“We are facing this third wave partly due to poor bureaucratic management and a new, more infectious strain of the virus — so there are two problems at the same time,” Gabriel Choi Kin, president of the Hong Kong Medical Association, told The Post.

Nations in Europe are hoping to avoid a resurgence in coronavirus cases.

That’s especially true in places such as Belgium, where there has been a spike in infections that have led to newly tightened social restrictions.

“The reported rise in cases across several countries follows weeks of stability that had ushered in a growing sense of normalcy. A wave of reopening measures had come and gone without significant ill effect. People went to movies, dined at restaurants and started working from offices again,” Loveday Morris, Michael Birnbaum and Fiona Weber-Steinhaus report. “But virologists had always warned that successful reopening was dependent on citizens remaining vigilant with mask-wearing and distancing measures. And there are signs adherence has been slipping.” 

Agency efforts

A new Veterans Affairs inspector general report unveils failures by staff members at a D.C. hospital that preceded a veteran’s suicide. 

The report “revealed not only poor communication and poor judgment by multiple mental health and emergency room staff, but it exposed an insensitive call by the emergency department’s attending physician: ‘[The patient] can go shoot [themself]. I do not care,’ the physician was heard shouting, dismissing the veteran’s symptoms,” Lisa Rein reports.

The report said the physician called for hospital police to remove the veteran, and it also found the medical staff “discharged the patient without a thorough understanding of the patient’s withdrawal management needs.”
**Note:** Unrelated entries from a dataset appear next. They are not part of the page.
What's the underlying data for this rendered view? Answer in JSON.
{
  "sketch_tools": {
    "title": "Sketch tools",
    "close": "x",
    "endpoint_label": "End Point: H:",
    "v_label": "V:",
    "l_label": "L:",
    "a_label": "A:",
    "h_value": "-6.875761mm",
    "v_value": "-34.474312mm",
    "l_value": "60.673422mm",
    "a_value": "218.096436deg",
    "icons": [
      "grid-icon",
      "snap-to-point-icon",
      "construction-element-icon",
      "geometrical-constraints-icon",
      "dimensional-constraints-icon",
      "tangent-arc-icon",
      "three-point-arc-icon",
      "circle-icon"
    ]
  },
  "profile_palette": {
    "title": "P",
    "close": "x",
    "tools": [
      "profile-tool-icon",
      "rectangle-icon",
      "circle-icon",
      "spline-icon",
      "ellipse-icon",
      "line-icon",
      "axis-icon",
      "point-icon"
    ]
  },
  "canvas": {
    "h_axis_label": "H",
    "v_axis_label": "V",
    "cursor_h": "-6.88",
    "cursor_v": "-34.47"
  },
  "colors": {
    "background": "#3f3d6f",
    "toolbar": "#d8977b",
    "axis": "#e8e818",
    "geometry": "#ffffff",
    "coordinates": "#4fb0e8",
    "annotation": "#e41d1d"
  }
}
“The report comes as the Trump administration tries to tout its efforts to fight the persistent problem of veteran suicides, which have been stuck for years at about 20 per day, a far greater number than suicides among the population that did not serve in the military,” Lisa reports. “VA Secretary Robert Wilkie, as part of an effort to put a spotlight on his tenure as Trump runs for reelection, made an audacious claim to the conservative media site OAN this month: ‘President Trump is the first president since the 1890s who recognized the scourge of veteran suicide.’”
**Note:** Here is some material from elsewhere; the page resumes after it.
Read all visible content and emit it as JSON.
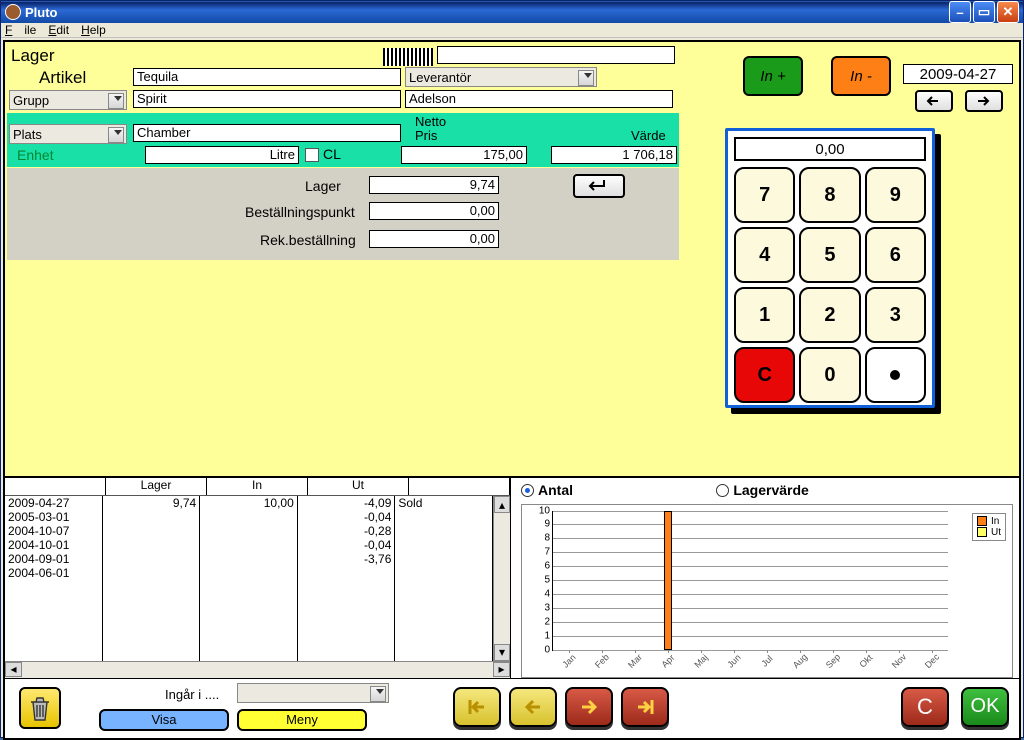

She adds: “Wilkie has touted a public health campaign Trump and VA launched in June that calls for improved research, community partnerships and other measures to fight veteran suicide, but some veterans advocates and lawmakers say the measures are not ambitious enough.” 
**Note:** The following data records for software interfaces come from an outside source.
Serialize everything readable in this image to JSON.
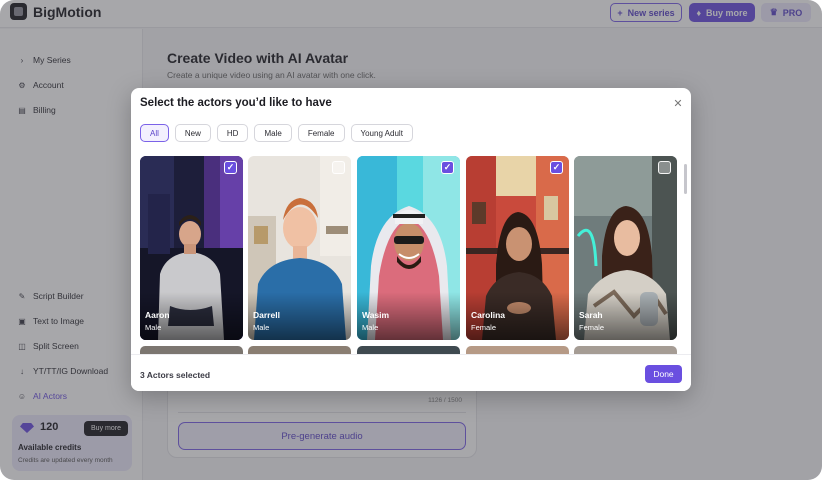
{
  "header": {
    "brand": "BigMotion",
    "new_series": "New series",
    "buy_more": "Buy more",
    "pro": "PRO"
  },
  "sidebar": {
    "items": [
      {
        "label": "My Series",
        "icon": "chevron-right-icon"
      },
      {
        "label": "Account",
        "icon": "gear-icon"
      },
      {
        "label": "Billing",
        "icon": "wallet-icon"
      },
      {
        "label": "Script Builder",
        "icon": "script-icon"
      },
      {
        "label": "Text to Image",
        "icon": "image-icon"
      },
      {
        "label": "Split Screen",
        "icon": "split-icon"
      },
      {
        "label": "YT/TT/IG Download",
        "icon": "download-icon"
      },
      {
        "label": "AI Actors",
        "icon": "actors-icon"
      }
    ],
    "credits": {
      "amount": "120",
      "buy_label": "Buy more",
      "label": "Available credits",
      "note": "Credits are updated every month"
    }
  },
  "main": {
    "title": "Create Video with AI Avatar",
    "subtitle": "Create a unique video using an AI avatar with one click.",
    "char_count": "1126 / 1500",
    "pregenerate": "Pre-generate audio"
  },
  "modal": {
    "title": "Select the actors you’d like to have",
    "filters": [
      {
        "label": "All",
        "active": true
      },
      {
        "label": "New",
        "active": false
      },
      {
        "label": "HD",
        "active": false
      },
      {
        "label": "Male",
        "active": false
      },
      {
        "label": "Female",
        "active": false
      },
      {
        "label": "Young Adult",
        "active": false
      }
    ],
    "actors": [
      {
        "name": "Aaron",
        "gender": "Male",
        "selected": true
      },
      {
        "name": "Darrell",
        "gender": "Male",
        "selected": false
      },
      {
        "name": "Wasim",
        "gender": "Male",
        "selected": true
      },
      {
        "name": "Carolina",
        "gender": "Female",
        "selected": true
      },
      {
        "name": "Sarah",
        "gender": "Female",
        "selected": false
      }
    ],
    "selected_count": "3 Actors selected",
    "done": "Done"
  },
  "colors": {
    "accent": "#6a4fe0",
    "overlay": "#3c3c42"
  }
}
Coronavirus latest

And here are a few more stories to catch up on this morning: 

The Trump administration's response: 
  • Trump complained during a White House coronavirus briefing that Fauci’s popularity is higher than his own. “We’ve done pretty much what he and others, Dr. [Deborah] Birx and others who are terrific, recommended,” Trump said, referring to Fauci. “And he’s got this high approval rating. So why don’t I have a high approval rating with respect — and the administration — with respect to the virus?” The comments came in response to a question about a since-deleted retweet that claimed Fauci misled the nation on the effects of hydroxychloroquine, Colby Itkowitz reports for The Post’s live blog.
Industry efforts:
  • The federal government is planning to give Kodak a $765 million loan so the company can start making pharmaceutical ingredients, Jeanne Whalen reports. “The company plans to establish a new division, Kodak Pharmaceuticals, that will focus on the building blocks used to produce generic drugs, according to a joint statement from Kodak and the lending agency, the U.S. International Development Finance Corporation, or DFC,” Jeanne adds.
There’s more to learn about the virus: 
  • Scientists reconstructed the virus’s evolution and found the novel coronavirus may have circulated in bats for decades, according to a new study led by a researcher at Pennsylvania State University’s Center for Infectious Disease Dynamics. “Tracing the virus’s lineage is crucial early in an outbreak because it can allow health authorities to separate people from the pathogen’s animal host, and later to help avert future health crises,” Bloomberg News reports. “The researchers warned that other virus lineages in bats could have the potential to spread to humans.”

Sugar rush